◆ WORK ORDER ◆
List all lines of the data that include the string "None".

◆ EXERCISE DATA ◆

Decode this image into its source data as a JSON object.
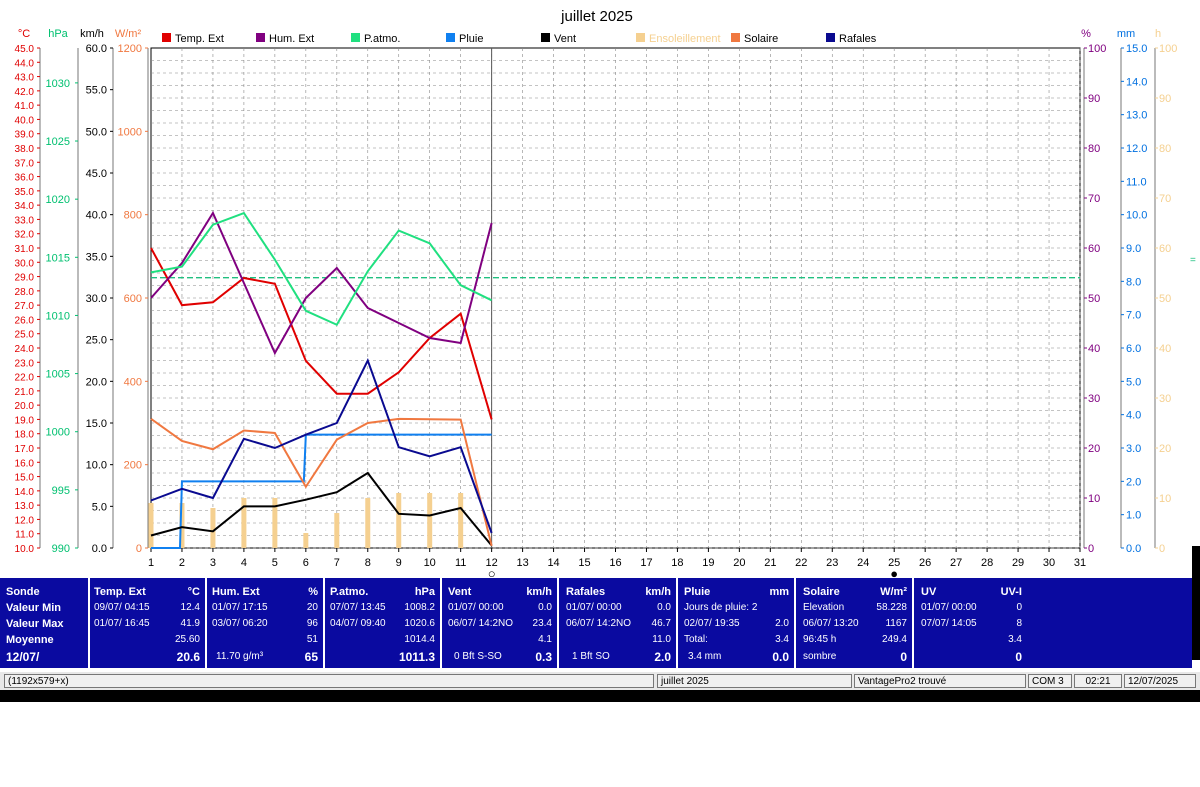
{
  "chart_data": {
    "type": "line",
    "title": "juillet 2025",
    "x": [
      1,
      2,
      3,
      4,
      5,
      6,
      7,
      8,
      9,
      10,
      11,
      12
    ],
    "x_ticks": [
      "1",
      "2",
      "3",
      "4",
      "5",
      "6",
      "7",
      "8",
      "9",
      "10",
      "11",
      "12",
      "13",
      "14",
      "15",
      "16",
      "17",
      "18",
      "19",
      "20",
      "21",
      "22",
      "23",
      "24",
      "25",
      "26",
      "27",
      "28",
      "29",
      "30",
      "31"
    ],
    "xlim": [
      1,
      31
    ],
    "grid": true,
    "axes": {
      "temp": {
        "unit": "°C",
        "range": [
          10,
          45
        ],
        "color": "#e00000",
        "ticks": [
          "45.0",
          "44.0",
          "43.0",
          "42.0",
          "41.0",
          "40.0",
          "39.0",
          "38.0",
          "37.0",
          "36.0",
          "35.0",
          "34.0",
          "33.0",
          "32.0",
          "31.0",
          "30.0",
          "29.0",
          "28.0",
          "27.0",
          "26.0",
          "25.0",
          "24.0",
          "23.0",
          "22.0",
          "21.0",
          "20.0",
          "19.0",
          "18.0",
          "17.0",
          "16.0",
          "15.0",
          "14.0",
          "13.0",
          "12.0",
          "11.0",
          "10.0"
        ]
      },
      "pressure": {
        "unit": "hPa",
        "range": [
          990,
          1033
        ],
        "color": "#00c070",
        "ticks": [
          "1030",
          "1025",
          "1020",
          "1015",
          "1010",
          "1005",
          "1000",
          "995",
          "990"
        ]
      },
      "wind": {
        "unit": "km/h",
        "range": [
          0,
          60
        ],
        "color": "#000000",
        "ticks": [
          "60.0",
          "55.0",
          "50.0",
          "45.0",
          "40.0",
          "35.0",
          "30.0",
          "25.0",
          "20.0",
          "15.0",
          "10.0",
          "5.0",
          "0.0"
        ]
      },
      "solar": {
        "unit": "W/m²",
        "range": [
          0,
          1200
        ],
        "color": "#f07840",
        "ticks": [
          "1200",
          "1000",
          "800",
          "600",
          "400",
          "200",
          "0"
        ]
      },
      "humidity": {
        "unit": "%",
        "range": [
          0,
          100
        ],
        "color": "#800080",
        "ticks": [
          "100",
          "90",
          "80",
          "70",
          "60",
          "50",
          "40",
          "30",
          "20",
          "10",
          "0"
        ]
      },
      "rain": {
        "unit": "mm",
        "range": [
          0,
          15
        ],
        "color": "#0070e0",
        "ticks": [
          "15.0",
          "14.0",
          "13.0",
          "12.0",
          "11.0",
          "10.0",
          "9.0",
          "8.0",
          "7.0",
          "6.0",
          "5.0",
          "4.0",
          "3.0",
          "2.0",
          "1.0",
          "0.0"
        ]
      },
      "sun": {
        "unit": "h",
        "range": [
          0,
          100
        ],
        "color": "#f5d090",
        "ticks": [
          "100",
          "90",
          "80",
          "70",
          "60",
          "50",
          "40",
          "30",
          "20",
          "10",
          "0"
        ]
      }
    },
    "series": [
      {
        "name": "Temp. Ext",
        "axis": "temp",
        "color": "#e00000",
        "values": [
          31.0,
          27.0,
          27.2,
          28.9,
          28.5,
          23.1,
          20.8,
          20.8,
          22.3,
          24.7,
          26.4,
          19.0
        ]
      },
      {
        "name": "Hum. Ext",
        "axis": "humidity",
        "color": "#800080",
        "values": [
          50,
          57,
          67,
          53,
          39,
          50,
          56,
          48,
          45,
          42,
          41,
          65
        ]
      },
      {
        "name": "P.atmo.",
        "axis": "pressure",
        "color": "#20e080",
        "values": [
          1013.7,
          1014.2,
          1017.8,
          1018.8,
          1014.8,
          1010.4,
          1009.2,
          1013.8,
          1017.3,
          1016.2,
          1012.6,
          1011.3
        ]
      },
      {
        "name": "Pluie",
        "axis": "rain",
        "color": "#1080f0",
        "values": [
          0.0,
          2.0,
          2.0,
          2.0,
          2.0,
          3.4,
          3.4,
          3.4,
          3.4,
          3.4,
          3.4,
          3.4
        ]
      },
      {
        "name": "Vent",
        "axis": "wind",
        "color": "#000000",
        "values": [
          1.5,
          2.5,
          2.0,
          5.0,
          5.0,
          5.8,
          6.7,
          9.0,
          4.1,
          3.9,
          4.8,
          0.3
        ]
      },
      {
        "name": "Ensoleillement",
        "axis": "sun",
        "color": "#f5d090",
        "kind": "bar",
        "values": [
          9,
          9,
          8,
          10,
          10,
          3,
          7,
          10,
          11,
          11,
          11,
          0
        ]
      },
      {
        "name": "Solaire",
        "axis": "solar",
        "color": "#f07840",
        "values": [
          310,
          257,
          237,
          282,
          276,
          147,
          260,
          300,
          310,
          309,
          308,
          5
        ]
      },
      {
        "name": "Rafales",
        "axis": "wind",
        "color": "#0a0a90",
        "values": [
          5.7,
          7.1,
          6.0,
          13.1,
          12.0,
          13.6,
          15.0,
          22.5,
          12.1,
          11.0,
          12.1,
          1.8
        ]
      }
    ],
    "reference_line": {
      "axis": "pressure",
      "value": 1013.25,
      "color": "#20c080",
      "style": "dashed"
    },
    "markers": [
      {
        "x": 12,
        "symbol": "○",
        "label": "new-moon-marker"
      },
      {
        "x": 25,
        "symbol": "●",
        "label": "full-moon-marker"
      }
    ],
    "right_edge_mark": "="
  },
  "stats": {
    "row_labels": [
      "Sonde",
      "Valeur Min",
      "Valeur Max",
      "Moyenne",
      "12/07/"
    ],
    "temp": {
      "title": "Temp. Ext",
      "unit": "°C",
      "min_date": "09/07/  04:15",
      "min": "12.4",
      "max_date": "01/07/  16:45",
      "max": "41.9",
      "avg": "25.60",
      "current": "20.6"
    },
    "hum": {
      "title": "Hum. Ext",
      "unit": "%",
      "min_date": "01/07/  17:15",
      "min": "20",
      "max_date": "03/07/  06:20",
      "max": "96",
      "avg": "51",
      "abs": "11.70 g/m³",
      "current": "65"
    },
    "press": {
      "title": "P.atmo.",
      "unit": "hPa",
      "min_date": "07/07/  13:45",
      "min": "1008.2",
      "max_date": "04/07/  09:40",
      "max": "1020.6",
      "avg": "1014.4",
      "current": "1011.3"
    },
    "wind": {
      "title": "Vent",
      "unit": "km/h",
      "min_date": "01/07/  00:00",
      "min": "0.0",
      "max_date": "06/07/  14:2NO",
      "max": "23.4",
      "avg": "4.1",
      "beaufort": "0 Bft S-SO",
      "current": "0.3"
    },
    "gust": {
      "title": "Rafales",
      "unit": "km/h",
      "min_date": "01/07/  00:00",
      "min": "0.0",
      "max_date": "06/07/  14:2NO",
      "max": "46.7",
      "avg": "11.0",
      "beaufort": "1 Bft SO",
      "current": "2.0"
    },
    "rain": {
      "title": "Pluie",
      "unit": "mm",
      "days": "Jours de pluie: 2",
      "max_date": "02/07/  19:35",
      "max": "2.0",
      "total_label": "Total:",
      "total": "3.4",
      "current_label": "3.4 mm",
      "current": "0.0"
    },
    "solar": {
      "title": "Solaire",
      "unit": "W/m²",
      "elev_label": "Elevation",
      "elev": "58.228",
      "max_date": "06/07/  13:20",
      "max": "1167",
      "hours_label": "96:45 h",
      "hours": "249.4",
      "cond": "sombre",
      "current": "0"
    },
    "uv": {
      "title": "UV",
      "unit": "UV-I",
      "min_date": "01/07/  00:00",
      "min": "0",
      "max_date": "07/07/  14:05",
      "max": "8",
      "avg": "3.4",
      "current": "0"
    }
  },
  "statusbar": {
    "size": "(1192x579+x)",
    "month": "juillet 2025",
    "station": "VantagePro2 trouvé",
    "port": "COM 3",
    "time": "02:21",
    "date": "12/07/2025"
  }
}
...
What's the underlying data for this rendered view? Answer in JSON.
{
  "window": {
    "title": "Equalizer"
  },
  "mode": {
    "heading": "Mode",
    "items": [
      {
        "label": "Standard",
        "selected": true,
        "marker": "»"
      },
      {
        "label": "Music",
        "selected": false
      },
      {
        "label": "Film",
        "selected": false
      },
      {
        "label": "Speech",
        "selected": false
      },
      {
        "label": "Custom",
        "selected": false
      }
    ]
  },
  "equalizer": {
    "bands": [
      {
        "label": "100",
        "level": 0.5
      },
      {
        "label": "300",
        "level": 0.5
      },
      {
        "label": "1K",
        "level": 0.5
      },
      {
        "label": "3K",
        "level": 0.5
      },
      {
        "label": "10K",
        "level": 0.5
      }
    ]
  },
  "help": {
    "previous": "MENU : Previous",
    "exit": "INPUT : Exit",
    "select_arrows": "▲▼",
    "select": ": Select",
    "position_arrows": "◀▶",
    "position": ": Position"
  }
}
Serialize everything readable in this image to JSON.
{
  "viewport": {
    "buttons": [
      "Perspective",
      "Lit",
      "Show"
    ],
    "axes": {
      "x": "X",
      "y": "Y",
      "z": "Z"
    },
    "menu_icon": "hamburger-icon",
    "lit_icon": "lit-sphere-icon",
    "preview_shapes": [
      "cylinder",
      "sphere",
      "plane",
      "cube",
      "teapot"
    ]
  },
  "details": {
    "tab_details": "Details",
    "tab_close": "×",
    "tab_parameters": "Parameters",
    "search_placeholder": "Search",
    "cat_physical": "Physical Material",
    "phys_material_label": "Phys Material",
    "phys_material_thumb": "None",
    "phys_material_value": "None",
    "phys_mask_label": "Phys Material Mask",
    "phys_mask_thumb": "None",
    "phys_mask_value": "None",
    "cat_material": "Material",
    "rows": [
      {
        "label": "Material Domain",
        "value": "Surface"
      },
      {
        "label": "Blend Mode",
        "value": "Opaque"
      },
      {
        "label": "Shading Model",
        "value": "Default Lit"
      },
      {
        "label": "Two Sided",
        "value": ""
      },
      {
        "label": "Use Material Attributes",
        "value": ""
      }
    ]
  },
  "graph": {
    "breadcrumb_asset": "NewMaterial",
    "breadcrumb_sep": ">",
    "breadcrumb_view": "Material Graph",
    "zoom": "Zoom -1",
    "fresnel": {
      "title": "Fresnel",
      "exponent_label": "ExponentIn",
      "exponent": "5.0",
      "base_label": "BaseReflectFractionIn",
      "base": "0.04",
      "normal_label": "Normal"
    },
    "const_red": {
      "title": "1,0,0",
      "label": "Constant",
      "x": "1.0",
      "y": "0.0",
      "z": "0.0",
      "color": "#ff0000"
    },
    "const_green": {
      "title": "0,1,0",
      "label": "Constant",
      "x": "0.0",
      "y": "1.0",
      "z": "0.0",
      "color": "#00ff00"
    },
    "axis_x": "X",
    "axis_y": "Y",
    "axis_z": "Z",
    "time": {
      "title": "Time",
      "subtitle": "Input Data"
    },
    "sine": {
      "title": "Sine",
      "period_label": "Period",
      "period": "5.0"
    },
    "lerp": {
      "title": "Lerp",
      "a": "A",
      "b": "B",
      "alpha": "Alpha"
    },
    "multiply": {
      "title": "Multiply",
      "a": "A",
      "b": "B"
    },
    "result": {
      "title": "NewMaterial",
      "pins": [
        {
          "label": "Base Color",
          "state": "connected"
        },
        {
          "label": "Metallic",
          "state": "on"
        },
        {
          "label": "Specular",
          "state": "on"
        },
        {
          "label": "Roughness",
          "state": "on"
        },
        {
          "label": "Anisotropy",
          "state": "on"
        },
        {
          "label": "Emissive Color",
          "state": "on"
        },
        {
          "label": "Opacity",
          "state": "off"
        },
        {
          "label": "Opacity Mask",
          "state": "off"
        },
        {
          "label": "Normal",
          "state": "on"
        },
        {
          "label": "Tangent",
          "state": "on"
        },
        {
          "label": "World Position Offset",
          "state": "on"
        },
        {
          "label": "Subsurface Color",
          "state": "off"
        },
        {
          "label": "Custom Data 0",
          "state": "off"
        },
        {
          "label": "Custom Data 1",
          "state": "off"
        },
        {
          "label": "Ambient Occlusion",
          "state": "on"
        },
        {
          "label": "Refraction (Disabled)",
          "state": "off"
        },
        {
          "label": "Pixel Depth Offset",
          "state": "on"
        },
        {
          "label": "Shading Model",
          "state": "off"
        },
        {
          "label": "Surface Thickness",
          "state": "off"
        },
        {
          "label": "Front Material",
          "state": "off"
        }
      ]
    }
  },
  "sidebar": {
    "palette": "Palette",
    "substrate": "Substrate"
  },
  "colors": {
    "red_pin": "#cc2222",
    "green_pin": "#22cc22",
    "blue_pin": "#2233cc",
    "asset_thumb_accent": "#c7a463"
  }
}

◆ SOLUTION BELOW ◆
    "phys_material_thumb": "None",
    "phys_material_value": "None",
    "phys_mask_thumb": "None",
    "phys_mask_value": "None",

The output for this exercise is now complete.